Start of Block

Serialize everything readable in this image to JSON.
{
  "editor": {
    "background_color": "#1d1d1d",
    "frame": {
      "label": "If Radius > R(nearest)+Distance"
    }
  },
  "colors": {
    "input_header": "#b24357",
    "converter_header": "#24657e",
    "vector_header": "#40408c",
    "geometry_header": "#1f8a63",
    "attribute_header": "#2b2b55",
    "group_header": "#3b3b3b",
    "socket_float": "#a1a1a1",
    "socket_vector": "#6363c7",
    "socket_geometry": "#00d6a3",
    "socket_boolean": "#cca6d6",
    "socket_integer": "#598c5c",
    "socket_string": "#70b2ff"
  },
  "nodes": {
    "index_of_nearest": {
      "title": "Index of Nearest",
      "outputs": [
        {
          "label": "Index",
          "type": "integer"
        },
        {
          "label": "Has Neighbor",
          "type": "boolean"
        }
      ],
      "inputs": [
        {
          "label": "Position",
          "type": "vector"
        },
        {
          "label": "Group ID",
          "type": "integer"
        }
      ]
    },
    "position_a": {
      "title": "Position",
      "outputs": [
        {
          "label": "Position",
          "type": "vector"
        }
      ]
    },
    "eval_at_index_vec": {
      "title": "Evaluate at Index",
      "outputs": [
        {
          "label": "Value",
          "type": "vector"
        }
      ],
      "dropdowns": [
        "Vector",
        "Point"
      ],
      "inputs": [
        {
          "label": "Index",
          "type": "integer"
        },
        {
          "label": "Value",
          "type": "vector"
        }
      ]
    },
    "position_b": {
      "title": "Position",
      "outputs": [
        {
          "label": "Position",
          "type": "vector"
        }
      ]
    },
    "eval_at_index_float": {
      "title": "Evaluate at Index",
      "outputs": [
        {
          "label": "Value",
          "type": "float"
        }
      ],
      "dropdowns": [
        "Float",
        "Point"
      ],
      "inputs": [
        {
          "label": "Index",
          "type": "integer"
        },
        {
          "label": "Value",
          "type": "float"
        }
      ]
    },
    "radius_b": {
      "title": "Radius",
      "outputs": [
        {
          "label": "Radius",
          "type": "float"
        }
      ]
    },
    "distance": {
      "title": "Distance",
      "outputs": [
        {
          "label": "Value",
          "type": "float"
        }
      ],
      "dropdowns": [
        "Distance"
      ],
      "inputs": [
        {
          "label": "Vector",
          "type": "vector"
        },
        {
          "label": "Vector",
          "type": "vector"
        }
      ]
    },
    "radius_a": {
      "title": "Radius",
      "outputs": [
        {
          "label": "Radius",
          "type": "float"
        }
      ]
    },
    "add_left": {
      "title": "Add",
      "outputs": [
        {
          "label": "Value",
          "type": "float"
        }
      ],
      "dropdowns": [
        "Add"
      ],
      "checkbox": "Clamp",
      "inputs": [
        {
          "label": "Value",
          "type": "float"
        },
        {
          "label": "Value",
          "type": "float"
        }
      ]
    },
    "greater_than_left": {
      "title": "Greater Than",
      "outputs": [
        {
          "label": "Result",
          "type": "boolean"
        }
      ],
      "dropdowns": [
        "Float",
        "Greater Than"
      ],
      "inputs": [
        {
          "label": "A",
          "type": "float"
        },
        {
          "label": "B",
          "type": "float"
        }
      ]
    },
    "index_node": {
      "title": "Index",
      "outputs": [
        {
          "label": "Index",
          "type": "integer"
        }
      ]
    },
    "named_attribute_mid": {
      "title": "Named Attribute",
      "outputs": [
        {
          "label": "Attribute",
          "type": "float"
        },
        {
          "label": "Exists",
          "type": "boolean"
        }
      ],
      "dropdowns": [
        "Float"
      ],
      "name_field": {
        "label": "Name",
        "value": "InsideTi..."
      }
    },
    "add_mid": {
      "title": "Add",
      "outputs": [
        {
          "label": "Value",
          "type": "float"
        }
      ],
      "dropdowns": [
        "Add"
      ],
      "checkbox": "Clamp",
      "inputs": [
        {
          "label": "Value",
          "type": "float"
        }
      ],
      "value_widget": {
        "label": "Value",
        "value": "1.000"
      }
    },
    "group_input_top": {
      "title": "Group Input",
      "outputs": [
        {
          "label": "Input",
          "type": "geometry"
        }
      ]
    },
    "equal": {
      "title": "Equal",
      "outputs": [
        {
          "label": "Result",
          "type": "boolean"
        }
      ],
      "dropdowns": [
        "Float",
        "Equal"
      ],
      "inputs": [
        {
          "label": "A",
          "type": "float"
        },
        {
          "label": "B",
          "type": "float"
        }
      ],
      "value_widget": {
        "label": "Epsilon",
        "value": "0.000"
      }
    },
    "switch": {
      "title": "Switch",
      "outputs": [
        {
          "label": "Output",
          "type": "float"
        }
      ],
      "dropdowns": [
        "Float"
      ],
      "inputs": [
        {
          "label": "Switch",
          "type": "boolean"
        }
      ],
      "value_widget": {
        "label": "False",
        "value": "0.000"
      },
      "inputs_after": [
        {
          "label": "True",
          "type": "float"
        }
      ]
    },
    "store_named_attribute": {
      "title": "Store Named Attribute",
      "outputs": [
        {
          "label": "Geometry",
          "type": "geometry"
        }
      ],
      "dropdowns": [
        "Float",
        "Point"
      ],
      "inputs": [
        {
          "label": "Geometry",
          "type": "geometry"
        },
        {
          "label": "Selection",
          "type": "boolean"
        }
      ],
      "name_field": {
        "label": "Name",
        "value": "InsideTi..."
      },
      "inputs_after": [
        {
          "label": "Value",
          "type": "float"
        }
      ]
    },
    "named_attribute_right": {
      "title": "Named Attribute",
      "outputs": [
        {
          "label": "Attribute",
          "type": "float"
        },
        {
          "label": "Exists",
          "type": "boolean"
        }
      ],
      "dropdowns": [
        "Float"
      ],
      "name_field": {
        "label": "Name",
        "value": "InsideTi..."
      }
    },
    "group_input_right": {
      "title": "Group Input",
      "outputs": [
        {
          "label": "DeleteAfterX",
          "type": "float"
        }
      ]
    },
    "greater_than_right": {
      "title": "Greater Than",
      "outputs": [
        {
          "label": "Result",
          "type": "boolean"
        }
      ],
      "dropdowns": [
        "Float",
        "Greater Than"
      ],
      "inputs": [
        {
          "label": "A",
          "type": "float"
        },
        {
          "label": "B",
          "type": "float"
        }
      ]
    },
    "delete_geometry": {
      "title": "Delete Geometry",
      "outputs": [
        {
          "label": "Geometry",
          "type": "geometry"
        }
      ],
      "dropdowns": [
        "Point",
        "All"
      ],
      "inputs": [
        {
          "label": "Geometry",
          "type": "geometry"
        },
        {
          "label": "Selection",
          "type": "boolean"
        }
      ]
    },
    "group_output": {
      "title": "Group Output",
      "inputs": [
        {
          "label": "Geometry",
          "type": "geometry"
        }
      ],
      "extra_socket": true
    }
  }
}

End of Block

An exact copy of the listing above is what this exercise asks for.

Serialize everything readable in this image to JSON.
{
  "editor": {
    "background_color": "#1d1d1d",
    "frame": {
      "label": "If Radius > R(nearest)+Distance"
    }
  },
  "colors": {
    "input_header": "#b24357",
    "converter_header": "#24657e",
    "vector_header": "#40408c",
    "geometry_header": "#1f8a63",
    "attribute_header": "#2b2b55",
    "group_header": "#3b3b3b",
    "socket_float": "#a1a1a1",
    "socket_vector": "#6363c7",
    "socket_geometry": "#00d6a3",
    "socket_boolean": "#cca6d6",
    "socket_integer": "#598c5c",
    "socket_string": "#70b2ff"
  },
  "nodes": {
    "index_of_nearest": {
      "title": "Index of Nearest",
      "outputs": [
        {
          "label": "Index",
          "type": "integer"
        },
        {
          "label": "Has Neighbor",
          "type": "boolean"
        }
      ],
      "inputs": [
        {
          "label": "Position",
          "type": "vector"
        },
        {
          "label": "Group ID",
          "type": "integer"
        }
      ]
    },
    "position_a": {
      "title": "Position",
      "outputs": [
        {
          "label": "Position",
          "type": "vector"
        }
      ]
    },
    "eval_at_index_vec": {
      "title": "Evaluate at Index",
      "outputs": [
        {
          "label": "Value",
          "type": "vector"
        }
      ],
      "dropdowns": [
        "Vector",
        "Point"
      ],
      "inputs": [
        {
          "label": "Index",
          "type": "integer"
        },
        {
          "label": "Value",
          "type": "vector"
        }
      ]
    },
    "position_b": {
      "title": "Position",
      "outputs": [
        {
          "label": "Position",
          "type": "vector"
        }
      ]
    },
    "eval_at_index_float": {
      "title": "Evaluate at Index",
      "outputs": [
        {
          "label": "Value",
          "type": "float"
        }
      ],
      "dropdowns": [
        "Float",
        "Point"
      ],
      "inputs": [
        {
          "label": "Index",
          "type": "integer"
        },
        {
          "label": "Value",
          "type": "float"
        }
      ]
    },
    "radius_b": {
      "title": "Radius",
      "outputs": [
        {
          "label": "Radius",
          "type": "float"
        }
      ]
    },
    "distance": {
      "title": "Distance",
      "outputs": [
        {
          "label": "Value",
          "type": "float"
        }
      ],
      "dropdowns": [
        "Distance"
      ],
      "inputs": [
        {
          "label": "Vector",
          "type": "vector"
        },
        {
          "label": "Vector",
          "type": "vector"
        }
      ]
    },
    "radius_a": {
      "title": "Radius",
      "outputs": [
        {
          "label": "Radius",
          "type": "float"
        }
      ]
    },
    "add_left": {
      "title": "Add",
      "outputs": [
        {
          "label": "Value",
          "type": "float"
        }
      ],
      "dropdowns": [
        "Add"
      ],
      "checkbox": "Clamp",
      "inputs": [
        {
          "label": "Value",
          "type": "float"
        },
        {
          "label": "Value",
          "type": "float"
        }
      ]
    },
    "greater_than_left": {
      "title": "Greater Than",
      "outputs": [
        {
          "label": "Result",
          "type": "boolean"
        }
      ],
      "dropdowns": [
        "Float",
        "Greater Than"
      ],
      "inputs": [
        {
          "label": "A",
          "type": "float"
        },
        {
          "label": "B",
          "type": "float"
        }
      ]
    },
    "index_node": {
      "title": "Index",
      "outputs": [
        {
          "label": "Index",
          "type": "integer"
        }
      ]
    },
    "named_attribute_mid": {
      "title": "Named Attribute",
      "outputs": [
        {
          "label": "Attribute",
          "type": "float"
        },
        {
          "label": "Exists",
          "type": "boolean"
        }
      ],
      "dropdowns": [
        "Float"
      ],
      "name_field": {
        "label": "Name",
        "value": "InsideTi..."
      }
    },
    "add_mid": {
      "title": "Add",
      "outputs": [
        {
          "label": "Value",
          "type": "float"
        }
      ],
      "dropdowns": [
        "Add"
      ],
      "checkbox": "Clamp",
      "inputs": [
        {
          "label": "Value",
          "type": "float"
        }
      ],
      "value_widget": {
        "label": "Value",
        "value": "1.000"
      }
    },
    "group_input_top": {
      "title": "Group Input",
      "outputs": [
        {
          "label": "Input",
          "type": "geometry"
        }
      ]
    },
    "equal": {
      "title": "Equal",
      "outputs": [
        {
          "label": "Result",
          "type": "boolean"
        }
      ],
      "dropdowns": [
        "Float",
        "Equal"
      ],
      "inputs": [
        {
          "label": "A",
          "type": "float"
        },
        {
          "label": "B",
          "type": "float"
        }
      ],
      "value_widget": {
        "label": "Epsilon",
        "value": "0.000"
      }
    },
    "switch": {
      "title": "Switch",
      "outputs": [
        {
          "label": "Output",
          "type": "float"
        }
      ],
      "dropdowns": [
        "Float"
      ],
      "inputs": [
        {
          "label": "Switch",
          "type": "boolean"
        }
      ],
      "value_widget": {
        "label": "False",
        "value": "0.000"
      },
      "inputs_after": [
        {
          "label": "True",
          "type": "float"
        }
      ]
    },
    "store_named_attribute": {
      "title": "Store Named Attribute",
      "outputs": [
        {
          "label": "Geometry",
          "type": "geometry"
        }
      ],
      "dropdowns": [
        "Float",
        "Point"
      ],
      "inputs": [
        {
          "label": "Geometry",
          "type": "geometry"
        },
        {
          "label": "Selection",
          "type": "boolean"
        }
      ],
      "name_field": {
        "label": "Name",
        "value": "InsideTi..."
      },
      "inputs_after": [
        {
          "label": "Value",
          "type": "float"
        }
      ]
    },
    "named_attribute_right": {
      "title": "Named Attribute",
      "outputs": [
        {
          "label": "Attribute",
          "type": "float"
        },
        {
          "label": "Exists",
          "type": "boolean"
        }
      ],
      "dropdowns": [
        "Float"
      ],
      "name_field": {
        "label": "Name",
        "value": "InsideTi..."
      }
    },
    "group_input_right": {
      "title": "Group Input",
      "outputs": [
        {
          "label": "DeleteAfterX",
          "type": "float"
        }
      ]
    },
    "greater_than_right": {
      "title": "Greater Than",
      "outputs": [
        {
          "label": "Result",
          "type": "boolean"
        }
      ],
      "dropdowns": [
        "Float",
        "Greater Than"
      ],
      "inputs": [
        {
          "label": "A",
          "type": "float"
        },
        {
          "label": "B",
          "type": "float"
        }
      ]
    },
    "delete_geometry": {
      "title": "Delete Geometry",
      "outputs": [
        {
          "label": "Geometry",
          "type": "geometry"
        }
      ],
      "dropdowns": [
        "Point",
        "All"
      ],
      "inputs": [
        {
          "label": "Geometry",
          "type": "geometry"
        },
        {
          "label": "Selection",
          "type": "boolean"
        }
      ]
    },
    "group_output": {
      "title": "Group Output",
      "inputs": [
        {
          "label": "Geometry",
          "type": "geometry"
        }
      ],
      "extra_socket": true
    }
  }
}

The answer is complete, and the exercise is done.